All my vacation I thought of maybe having an agent. Maybe she would like it. Maybe someone will represent me…
At the tail end of my vacation we were in New York. I gulped and called Gail, the woman who had my beloved manuscript. She knew just who I was.
“Janet, how are you?”
I gulped. She sounded happy I was calling.
“I read it and I love it. I would love to represent you…”
I didn’t hear much else on the call, but she was on speaker phone and Mario heard everything. All I heard is that she loved my book! She was going to represent me!! She likes me! She really likes me!!
So, I have an agent. I’m still writing…but I feel a similar sense of completion as the day I finished my novel.
This was awesome.
Can you tell I’m smiling?
Here’s what happens now: My agent and I will work together to get a package ready for submission. We will submit to people (editors) in publishing houses until we find someone with the same love, the same desire to see this go to print as I have and now Gail has.
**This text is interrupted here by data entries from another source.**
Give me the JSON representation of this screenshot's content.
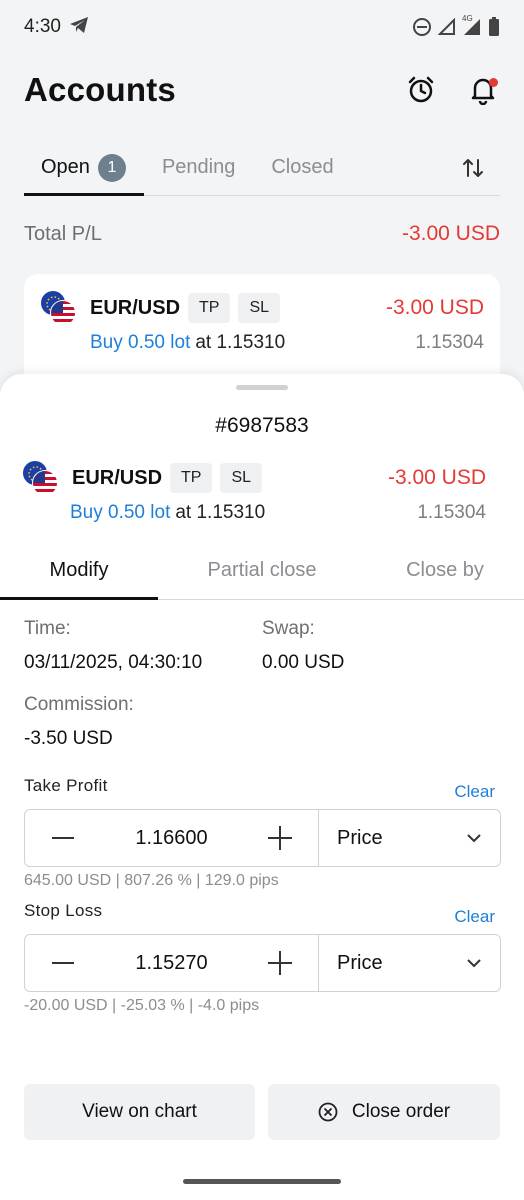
{
  "status_bar": {
    "time": "4:30",
    "network_label": "4G"
  },
  "header": {
    "title": "Accounts"
  },
  "tabs": [
    {
      "label": "Open",
      "badge": "1"
    },
    {
      "label": "Pending"
    },
    {
      "label": "Closed"
    }
  ],
  "total": {
    "label": "Total P/L",
    "value": "-3.00 USD"
  },
  "position": {
    "symbol": "EUR/USD",
    "tags": [
      "TP",
      "SL"
    ],
    "pl": "-3.00 USD",
    "direction": "Buy 0.50 lot",
    "open_price_text": "at 1.15310",
    "current_price": "1.15304"
  },
  "sheet": {
    "order_id": "#6987583",
    "tabs": [
      "Modify",
      "Partial close",
      "Close by"
    ],
    "time_label": "Time:",
    "time_value": "03/11/2025, 04:30:10",
    "swap_label": "Swap:",
    "swap_value": "0.00 USD",
    "commission_label": "Commission:",
    "commission_value": "-3.50 USD",
    "take_profit": {
      "title": "Take Profit",
      "clear": "Clear",
      "value": "1.16600",
      "mode": "Price",
      "hint": "645.00 USD | 807.26 % | 129.0 pips"
    },
    "stop_loss": {
      "title": "Stop Loss",
      "clear": "Clear",
      "value": "1.15270",
      "mode": "Price",
      "hint": "-20.00 USD | -25.03 % | -4.0 pips"
    },
    "view_chart_label": "View on chart",
    "close_order_label": "Close order"
  },
  "colors": {
    "loss": "#e53935",
    "link": "#1e7fd8",
    "badge": "#6e7f8f"
  }
}
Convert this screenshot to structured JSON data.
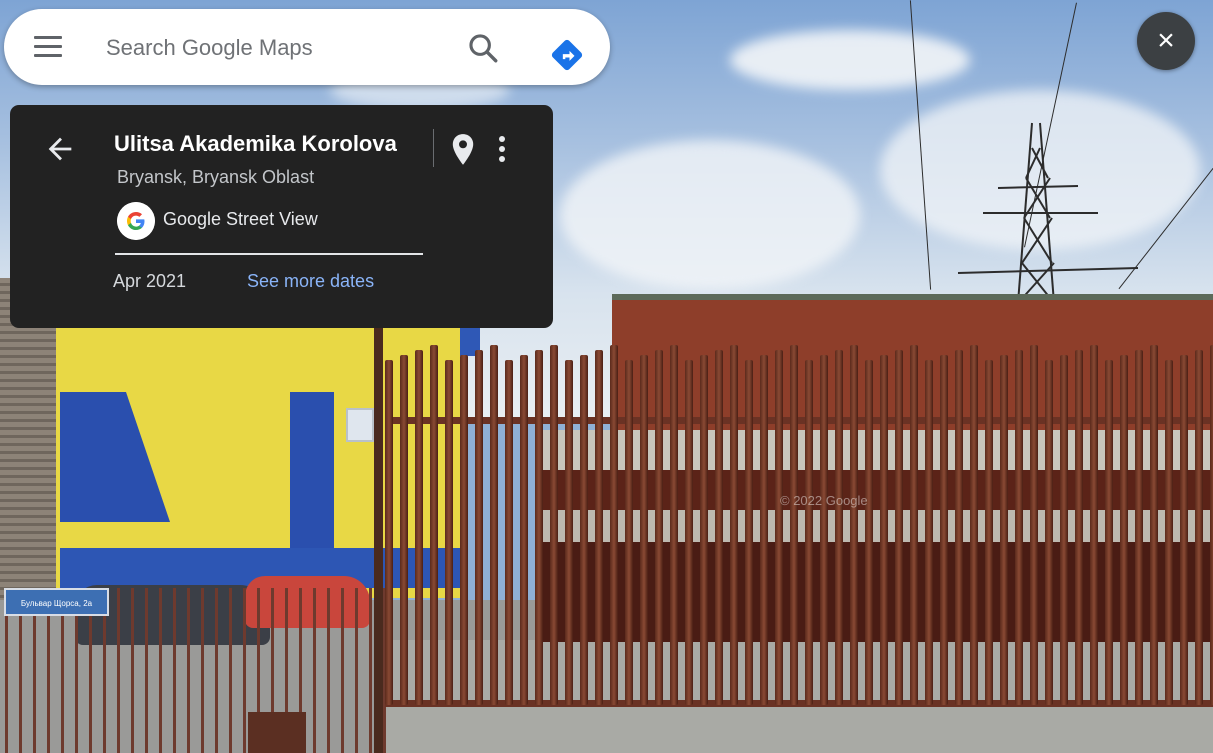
{
  "search": {
    "placeholder": "Search Google Maps",
    "value": ""
  },
  "info_card": {
    "title": "Ulitsa Akademika Korolova",
    "subtitle": "Bryansk, Bryansk Oblast",
    "source": "Google Street View",
    "date": "Apr 2021",
    "more_dates_link": "See more dates"
  },
  "close_button": {
    "label": "×"
  },
  "scene": {
    "sign_text": "Бульвар Щорса, 2а",
    "watermark": "© 2022 Google"
  },
  "icons": {
    "menu": "hamburger-menu-icon",
    "search": "search-icon",
    "directions": "directions-icon",
    "back": "arrow-back-icon",
    "pin": "map-pin-icon",
    "more": "more-vert-icon",
    "google": "google-logo-icon",
    "close": "close-icon"
  },
  "colors": {
    "card_background": "#222222",
    "link": "#8ab4f8",
    "directions": "#1a73e8",
    "close_button": "#3c4043"
  }
}
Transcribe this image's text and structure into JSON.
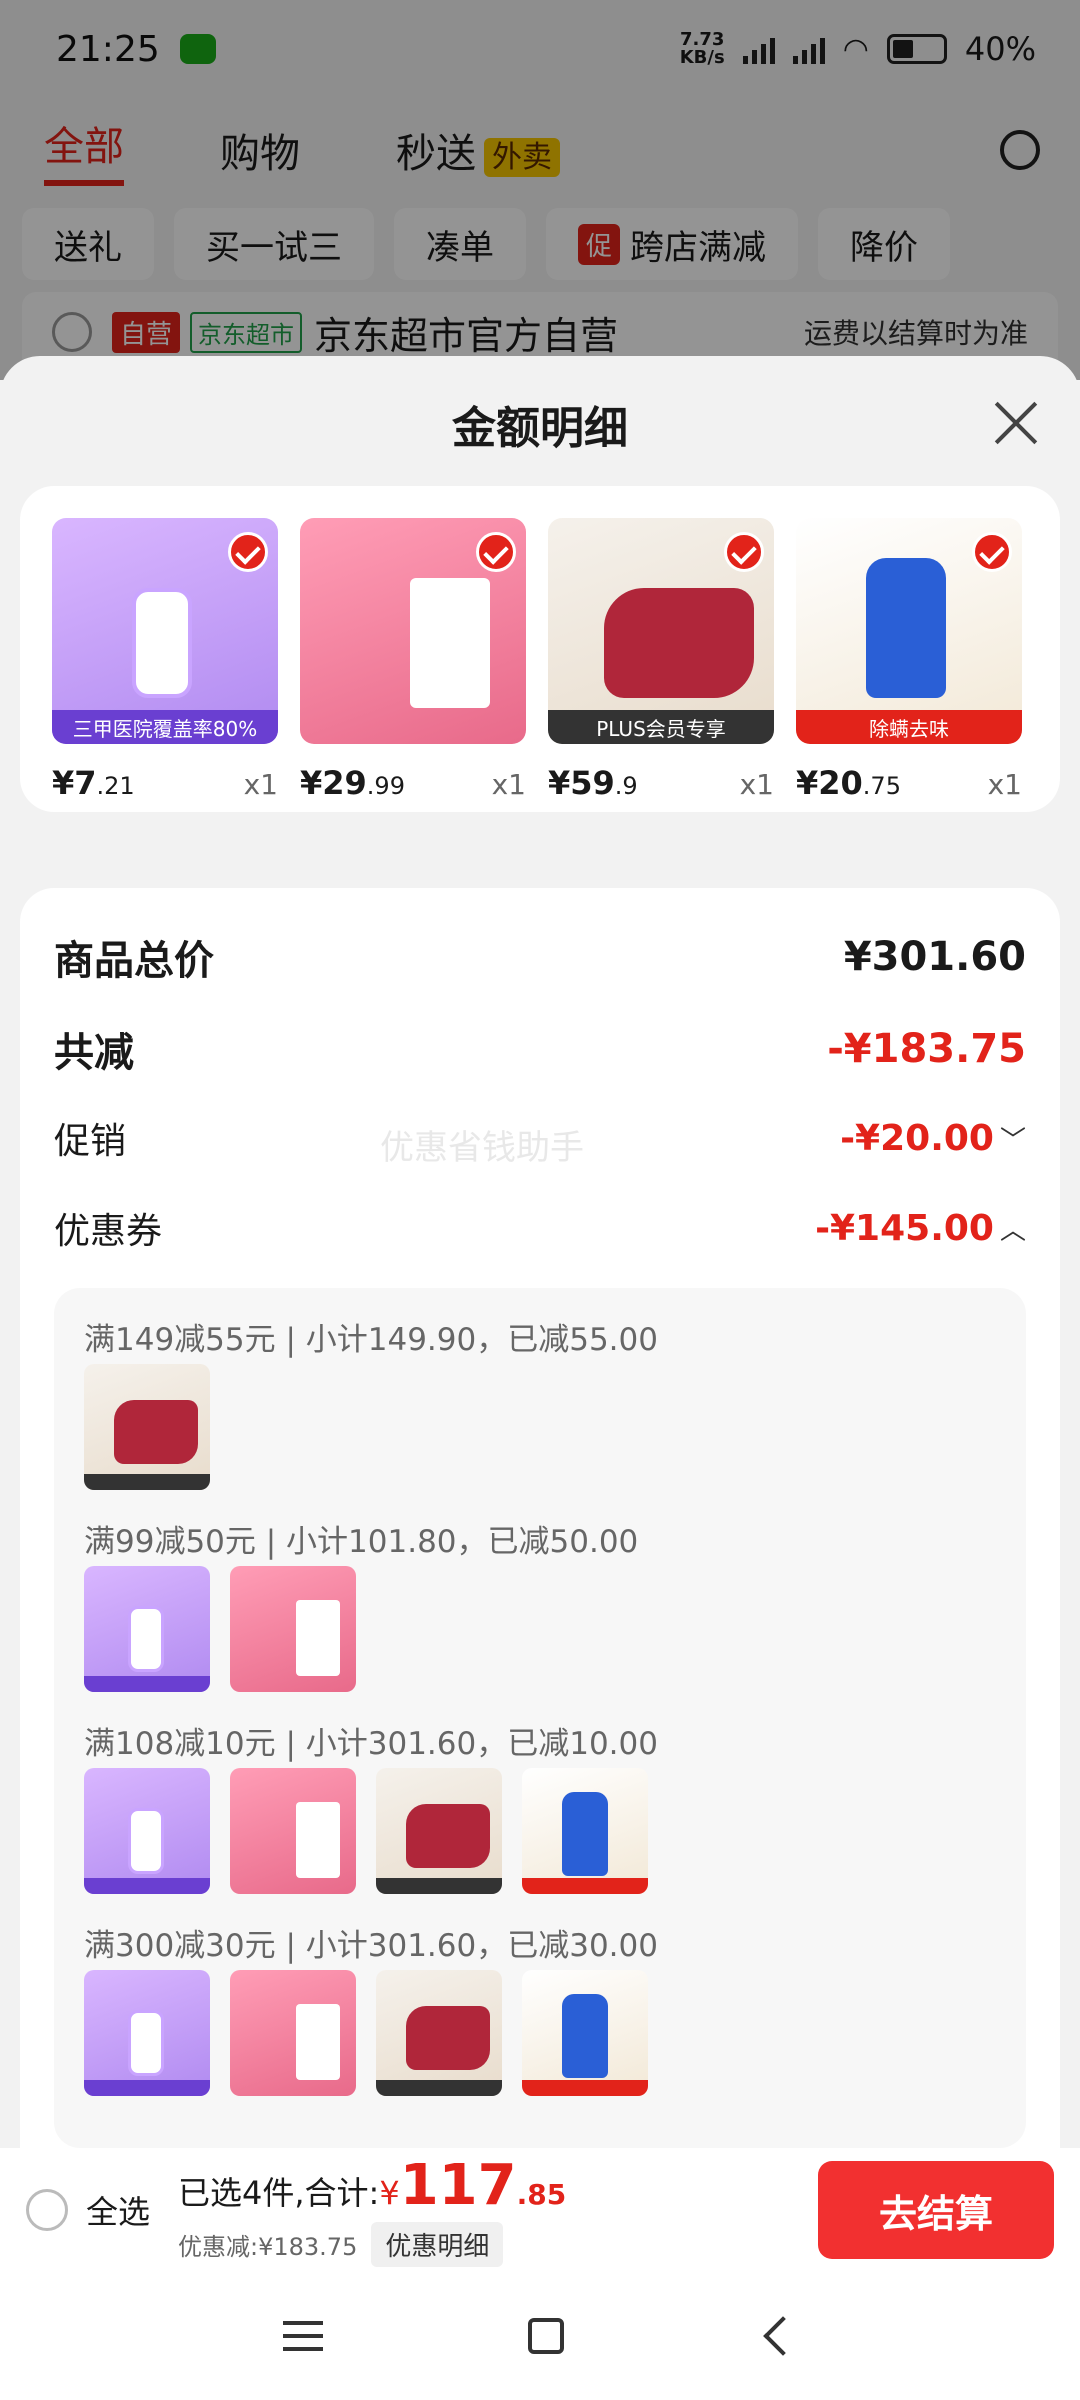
{
  "status": {
    "time": "21:25",
    "speed": "7.73\nKB/s",
    "net1": "5G",
    "net2": "4G",
    "battery": "40%"
  },
  "top_tabs": [
    {
      "label": "全部"
    },
    {
      "label": "购物"
    },
    {
      "label": "秒送"
    }
  ],
  "waimai_badge": "外卖",
  "chips": [
    "送礼",
    "买一试三",
    "凑单",
    "跨店满减",
    "降价"
  ],
  "chip_badge": "促",
  "shop": {
    "tag1": "自营",
    "tag2": "京东超市",
    "name": "京东超市官方自营",
    "freight": "运费以结算时为准"
  },
  "sheet_title": "金额明细",
  "products": [
    {
      "price_int": "¥7",
      "price_dec": ".21",
      "qty": "x1",
      "band": "三甲医院覆盖率80%"
    },
    {
      "price_int": "¥29",
      "price_dec": ".99",
      "qty": "x1",
      "band": ""
    },
    {
      "price_int": "¥59",
      "price_dec": ".9",
      "qty": "x1",
      "band": "PLUS会员专享"
    },
    {
      "price_int": "¥20",
      "price_dec": ".75",
      "qty": "x1",
      "band": "除螨去味"
    }
  ],
  "summary": {
    "total_label": "商品总价",
    "total_value": "¥301.60",
    "reduce_label": "共减",
    "reduce_value": "-¥183.75",
    "promo_label": "促销",
    "promo_value": "-¥20.00",
    "coupon_label": "优惠券",
    "coupon_value": "-¥145.00",
    "watermark": "优惠省钱助手"
  },
  "coupon_groups": [
    {
      "title": "满149减55元 | 小计149.90，已减55.00"
    },
    {
      "title": "满99减50元 | 小计101.80，已减50.00"
    },
    {
      "title": "满108减10元 | 小计301.60，已减10.00"
    },
    {
      "title": "满300减30元 | 小计301.60，已减30.00"
    }
  ],
  "bottom": {
    "select_all": "全选",
    "selected": "已选4件,合计:",
    "yen": "¥",
    "total_int": "117",
    "total_dec": ".85",
    "discount": "优惠减:¥183.75",
    "detail_pill": "优惠明细",
    "checkout": "去结算"
  },
  "colors": {
    "accent": "#e2231a",
    "checkout": "#f23030"
  }
}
After we find that person, they make me an offer on the manuscript and we begin real editing. The kind of editing that hurts. The kind where we lob off things that I think are dear and precious in my story (do you hear me preparing myself? ).
Now please pray I find an someone else who loves it…so it can be published…so you can read it…and love it.
Thank you for reading and sharing this story of joy with me.